No Panaceas

Thursday, July 24, 2003
 
Sometimes it works, sometimes it doesn't: For rather obvious economic reasons U.S. pharmaceutical companies don't want their drugs reimported from Canada and Europe. But for two reasons the political case is a difficult one for the drug companies to make. First, consumers, especially seniors, are increasingly angry over the high price of drugs in the U.S., as contrasted with Canada. Seniors as a demographic vote and they are well organized politically. Second, the drug companies are in the tricky position of having to seemingly argue against free trade. In truth, the situation is rather more complicated but complicated arguments don't sell very well in politics.

When you are on the losing side of a political fight one possible winning strategy is to transform what the debate is all about. It is usually hard to do, but clever reframing of the debate can rearrange the existing political coalitions to your favor. This is what the late political scientist William Riker called heresthetics . The drug companies tried to do this with the reimportation issue. Rather than make the fight solely about economics, the drug companies tried to reframe the issue as one about abortion. They wrote and funded a letter -- sent under the auspices of the Traditional Values Coalition -- making the argument that reimportation will greatly increase the availability of RU-46 in the United States. You can see why the drug companies came up with the idea. After all, many of the very same conservative legislators who are attracted to free trade arguments, and who have a lot of senior constituents, are also pro-life. So by transforming the debate away from free trade and expensive drugs to one about abortion, the drug companies hoped to peel off enough conservative legislators to stop reimportation.

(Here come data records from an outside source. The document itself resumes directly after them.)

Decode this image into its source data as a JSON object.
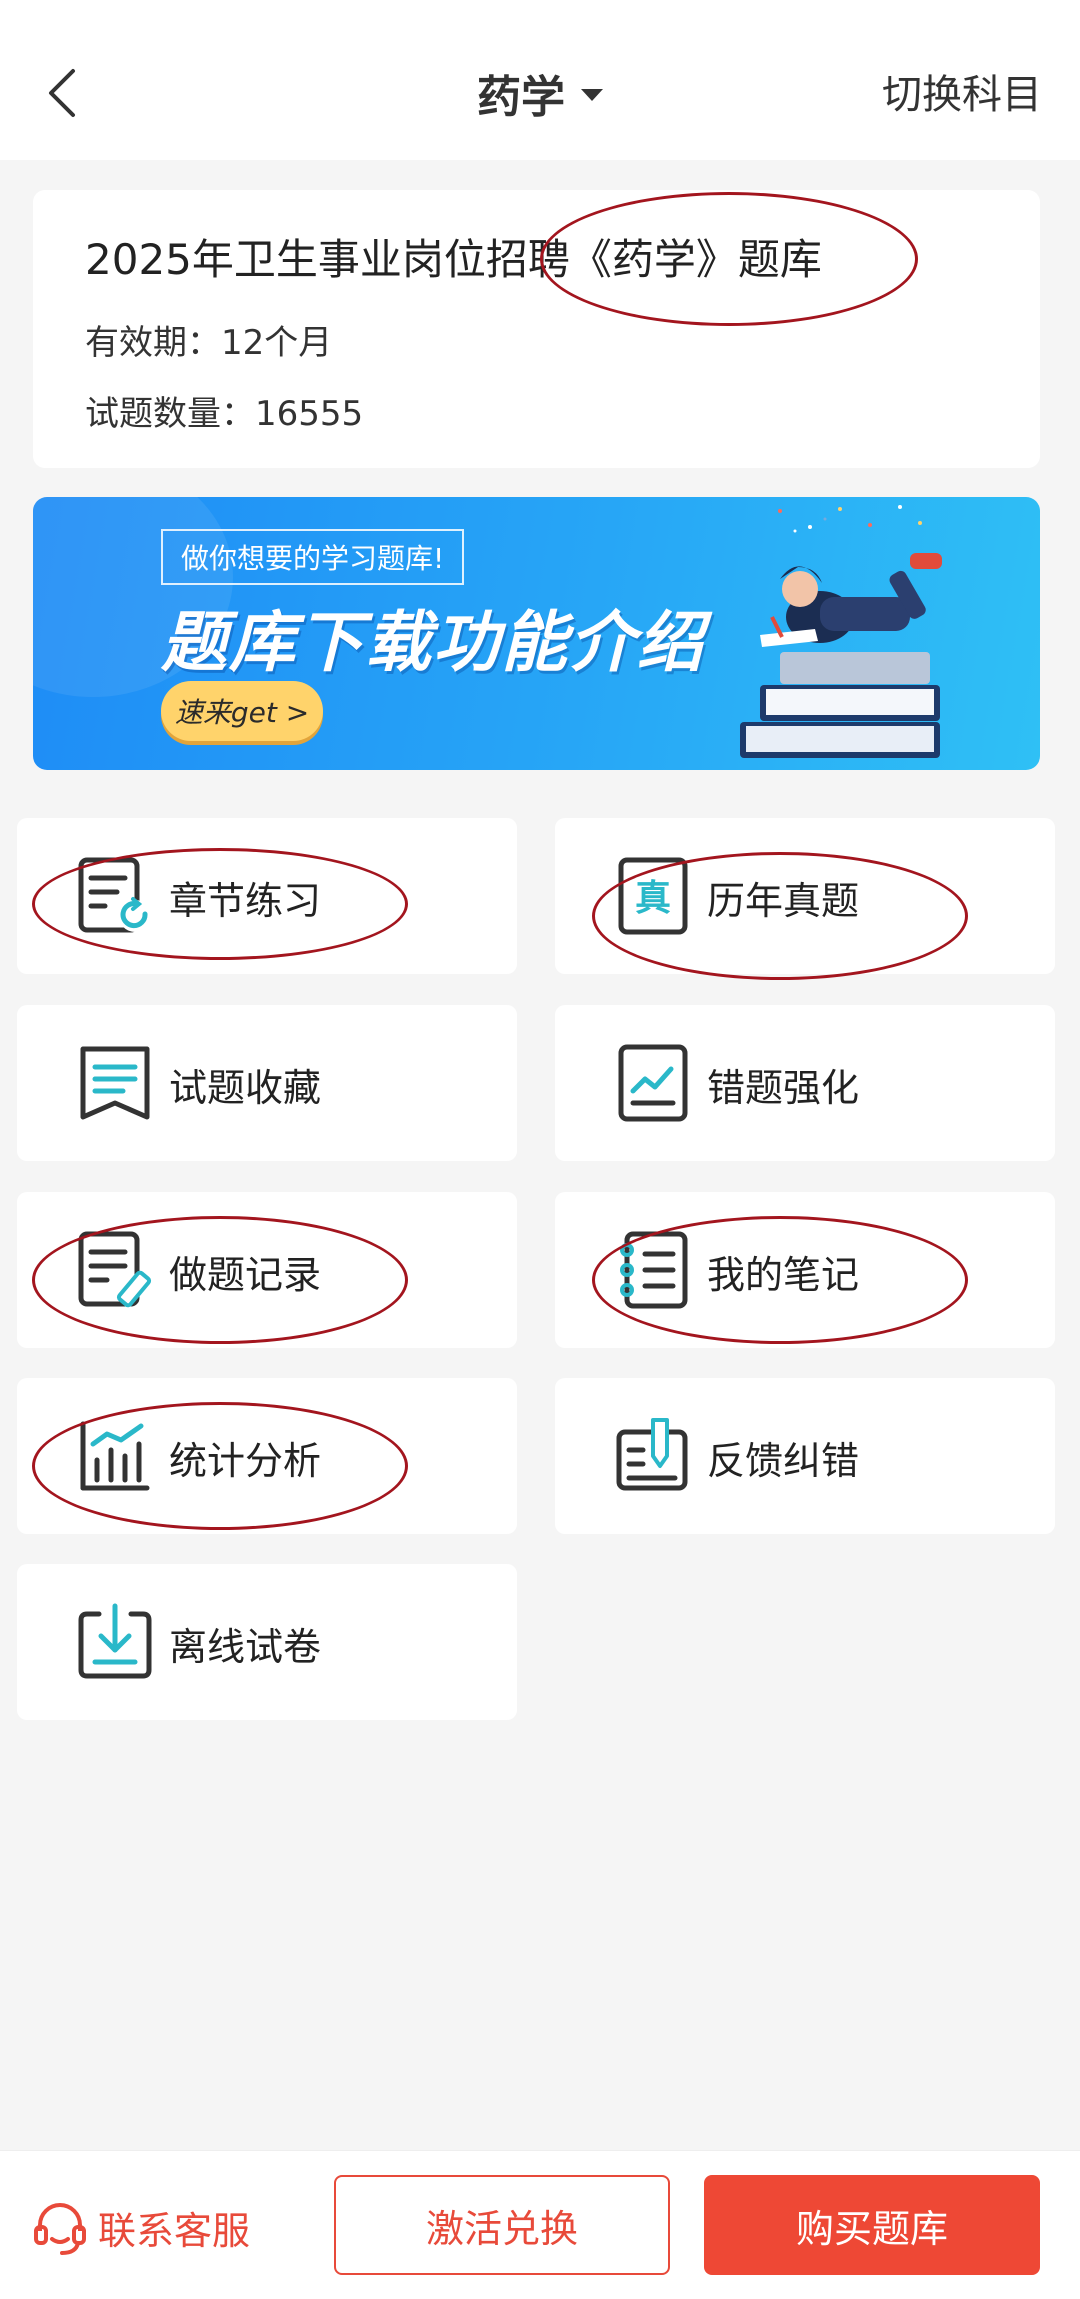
{
  "header": {
    "title": "药学",
    "switch_label": "切换科目"
  },
  "info": {
    "title": "2025年卫生事业岗位招聘《药学》题库",
    "validity": "有效期：12个月",
    "question_count": "试题数量：16555"
  },
  "banner": {
    "tag": "做你想要的学习题库!",
    "headline": "题库下载功能介绍",
    "cta": "速来get >"
  },
  "grid": {
    "chapter_practice": "章节练习",
    "past_papers": "历年真题",
    "past_papers_icon_char": "真",
    "favorites": "试题收藏",
    "wrong_reinforce": "错题强化",
    "practice_record": "做题记录",
    "my_notes": "我的笔记",
    "stats_analysis": "统计分析",
    "feedback": "反馈纠错",
    "offline_papers": "离线试卷"
  },
  "bottom": {
    "service_label": "联系客服",
    "activate_label": "激活兑换",
    "buy_label": "购买题库"
  },
  "colors": {
    "accent": "#ee4835",
    "icon_teal": "#2ab8c9",
    "annotation": "#a3151e"
  }
}
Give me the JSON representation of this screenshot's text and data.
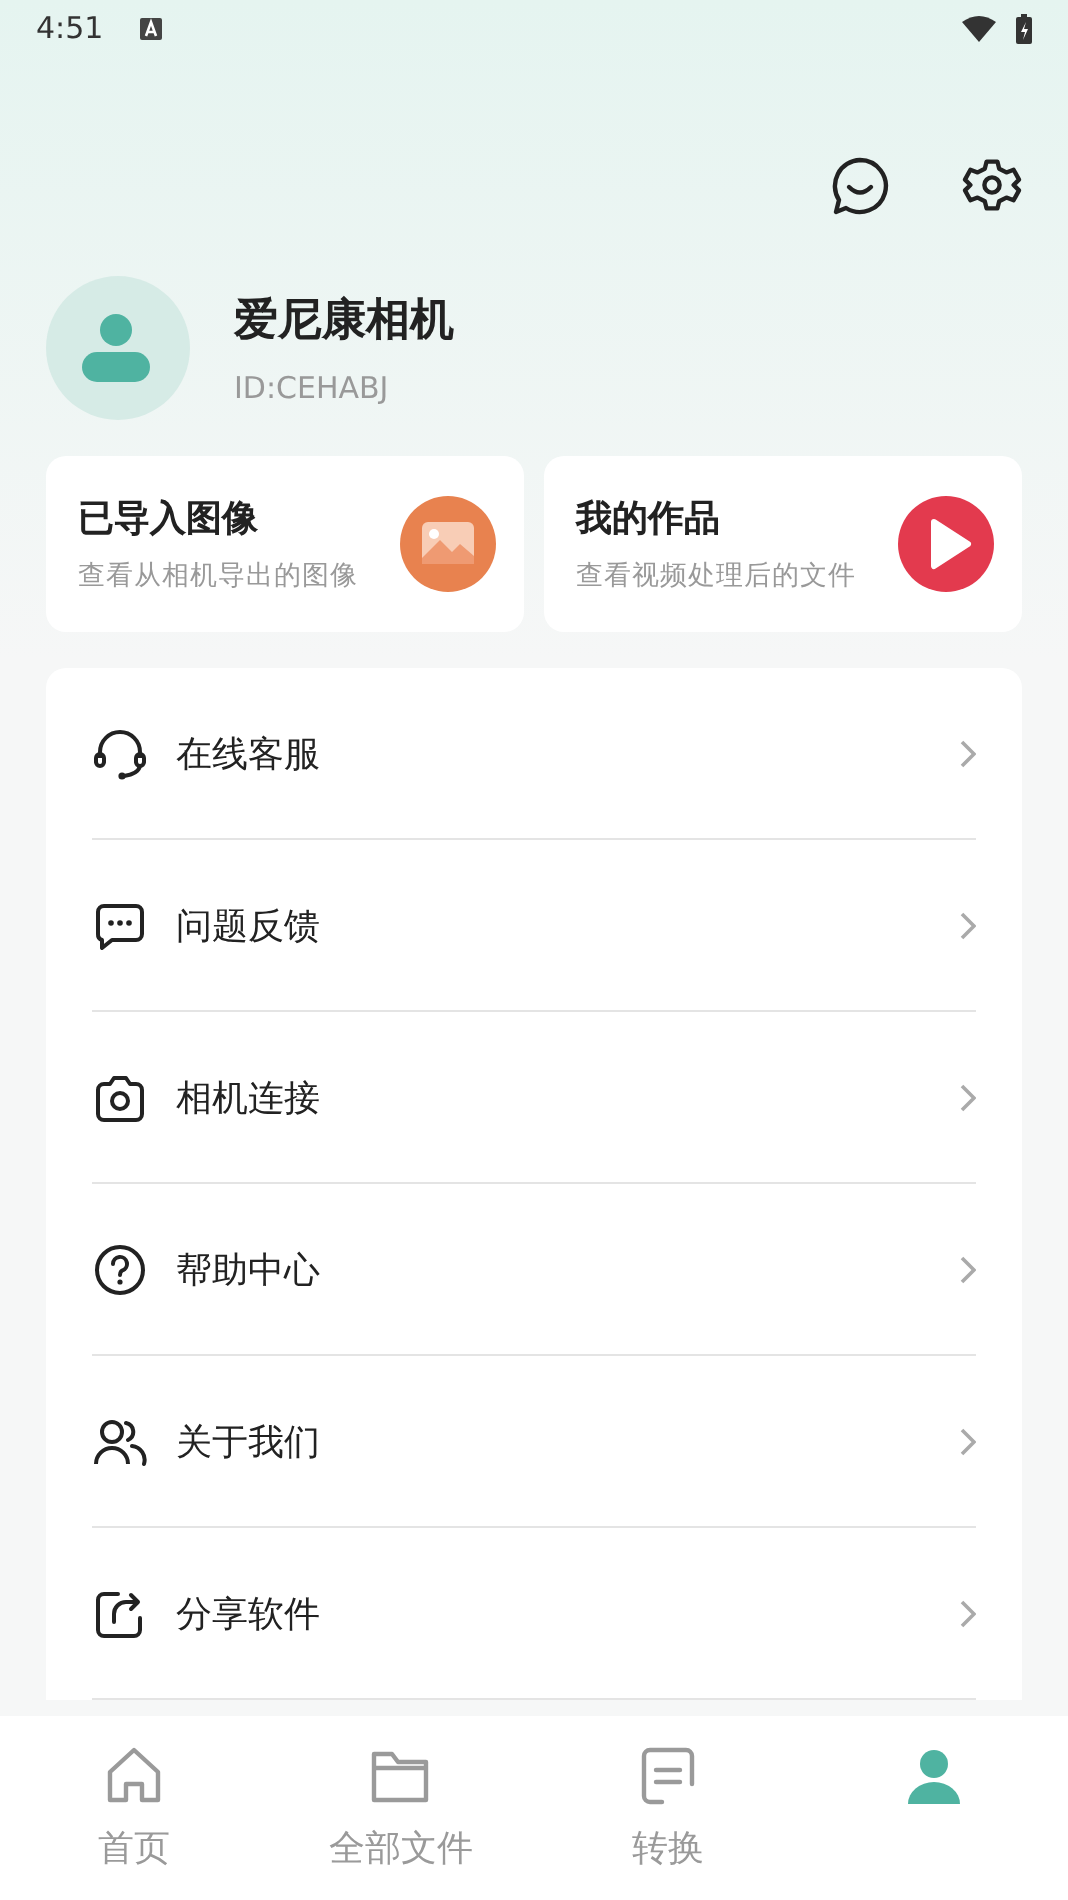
{
  "status_bar": {
    "time": "4:51"
  },
  "profile": {
    "name": "爱尼康相机",
    "id": "ID:CEHABJ"
  },
  "cards": [
    {
      "title": "已导入图像",
      "subtitle": "查看从相机导出的图像",
      "kind": "image"
    },
    {
      "title": "我的作品",
      "subtitle": "查看视频处理后的文件",
      "kind": "play"
    }
  ],
  "menu": [
    {
      "label": "在线客服",
      "kind": "headset"
    },
    {
      "label": "问题反馈",
      "kind": "chat"
    },
    {
      "label": "相机连接",
      "kind": "camera"
    },
    {
      "label": "帮助中心",
      "kind": "help"
    },
    {
      "label": "关于我们",
      "kind": "people"
    },
    {
      "label": "分享软件",
      "kind": "share"
    }
  ],
  "tabs": [
    {
      "label": "首页",
      "kind": "home",
      "selected": false
    },
    {
      "label": "全部文件",
      "kind": "folder",
      "selected": false
    },
    {
      "label": "转换",
      "kind": "doc",
      "selected": false
    },
    {
      "kind": "person",
      "selected": true
    }
  ]
}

Unfortunately for the drug companies the ploy was so incredibly cynical and so blatant that it has completely backfired. And many of those very same conservative legislators are now totally pissed at both the drug companies and the TVC. A few choice selections from yesterday's Post:



House Republicans were so offended by the mailings that they recently barred the TVC and its leader, the Rev. Louis P. Sheldon, from attending future meetings of the Values Action Team, an umbrella group of socially conservative Republicans. "We stand united in opposition to the unethical and unacceptable tactics you have employed to force pro-life members of Congress to support your views," Rep. Joseph R. Pitts (R-Pa.) said in a letter to Sheldon.

Rep. Jo Ann Emerson (R-Mo.), an abortion opponent who was targeted by the TVC mailings, said in an interview: "It makes me so angry I could spit."

...

Rep. Dan Burton (R-Ind.) and several other conservatives are blaming the drug companies for the mailing campaign, though they offered no specific evidence linking the mailing to [the Pharmaceutical Research and Manufacturers of America] or individual companies.

"I do not understand . . . how a religious organization can be manipulated by the pharmaceutical industry to do this sort of thing," Burton said. "They are supposed to be moral people. And yet I am confident, in fact I am dead sure, that the Traditional Values Coalition did not have the money to mail this kind of trash out to congressional districts all across the country."



Oops.